_Instructions to follow_
Your task is to filter the data below down to the lines holding "meta".

==== Data for this task ====

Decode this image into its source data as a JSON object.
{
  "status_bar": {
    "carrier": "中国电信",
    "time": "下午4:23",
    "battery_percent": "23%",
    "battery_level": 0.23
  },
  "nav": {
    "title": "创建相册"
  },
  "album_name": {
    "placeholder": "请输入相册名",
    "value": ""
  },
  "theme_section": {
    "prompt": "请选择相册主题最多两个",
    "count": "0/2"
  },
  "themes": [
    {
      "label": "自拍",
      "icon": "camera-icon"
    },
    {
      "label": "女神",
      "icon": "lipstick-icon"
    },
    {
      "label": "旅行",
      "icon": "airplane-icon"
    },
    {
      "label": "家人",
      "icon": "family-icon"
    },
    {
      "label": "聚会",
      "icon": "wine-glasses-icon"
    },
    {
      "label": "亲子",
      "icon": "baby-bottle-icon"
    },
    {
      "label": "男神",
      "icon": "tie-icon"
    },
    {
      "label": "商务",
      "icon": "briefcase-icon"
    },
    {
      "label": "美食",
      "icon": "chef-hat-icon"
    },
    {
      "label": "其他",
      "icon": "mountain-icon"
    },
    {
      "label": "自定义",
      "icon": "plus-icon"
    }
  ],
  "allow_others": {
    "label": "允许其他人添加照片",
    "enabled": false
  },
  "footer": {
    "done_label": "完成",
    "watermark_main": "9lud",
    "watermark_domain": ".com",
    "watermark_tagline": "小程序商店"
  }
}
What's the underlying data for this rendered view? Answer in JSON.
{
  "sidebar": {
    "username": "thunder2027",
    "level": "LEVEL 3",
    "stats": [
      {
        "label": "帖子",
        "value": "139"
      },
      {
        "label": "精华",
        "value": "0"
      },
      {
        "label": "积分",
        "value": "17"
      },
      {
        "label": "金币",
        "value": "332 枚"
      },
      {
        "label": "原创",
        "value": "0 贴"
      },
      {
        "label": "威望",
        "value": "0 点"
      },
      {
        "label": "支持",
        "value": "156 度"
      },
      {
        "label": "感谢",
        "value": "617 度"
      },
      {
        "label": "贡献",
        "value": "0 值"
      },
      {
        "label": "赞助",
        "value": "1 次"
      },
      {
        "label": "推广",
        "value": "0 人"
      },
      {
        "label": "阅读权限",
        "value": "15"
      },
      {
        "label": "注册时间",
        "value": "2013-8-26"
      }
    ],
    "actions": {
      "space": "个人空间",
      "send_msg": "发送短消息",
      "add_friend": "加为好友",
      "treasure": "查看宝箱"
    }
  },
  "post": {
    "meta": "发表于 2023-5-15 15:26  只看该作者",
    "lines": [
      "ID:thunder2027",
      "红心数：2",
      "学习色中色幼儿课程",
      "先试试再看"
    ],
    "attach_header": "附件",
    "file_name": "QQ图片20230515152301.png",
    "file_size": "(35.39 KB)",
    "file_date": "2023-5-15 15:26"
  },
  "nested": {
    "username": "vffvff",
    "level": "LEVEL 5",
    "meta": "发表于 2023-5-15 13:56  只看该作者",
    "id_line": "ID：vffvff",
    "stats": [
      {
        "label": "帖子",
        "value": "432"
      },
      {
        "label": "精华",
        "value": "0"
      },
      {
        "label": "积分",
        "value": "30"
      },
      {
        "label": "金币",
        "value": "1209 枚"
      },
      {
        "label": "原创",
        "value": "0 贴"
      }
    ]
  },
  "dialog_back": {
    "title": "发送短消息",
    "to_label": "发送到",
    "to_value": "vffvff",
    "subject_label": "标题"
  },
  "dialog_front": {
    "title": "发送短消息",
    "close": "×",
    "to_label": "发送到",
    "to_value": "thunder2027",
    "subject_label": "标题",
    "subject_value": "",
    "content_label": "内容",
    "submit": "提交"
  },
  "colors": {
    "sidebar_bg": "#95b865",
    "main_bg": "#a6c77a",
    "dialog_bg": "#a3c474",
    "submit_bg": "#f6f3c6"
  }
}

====

_The answer_
    "meta": "发表于 2023-5-15 15:26  只看该作者",
    "meta": "发表于 2023-5-15 13:56  只看该作者",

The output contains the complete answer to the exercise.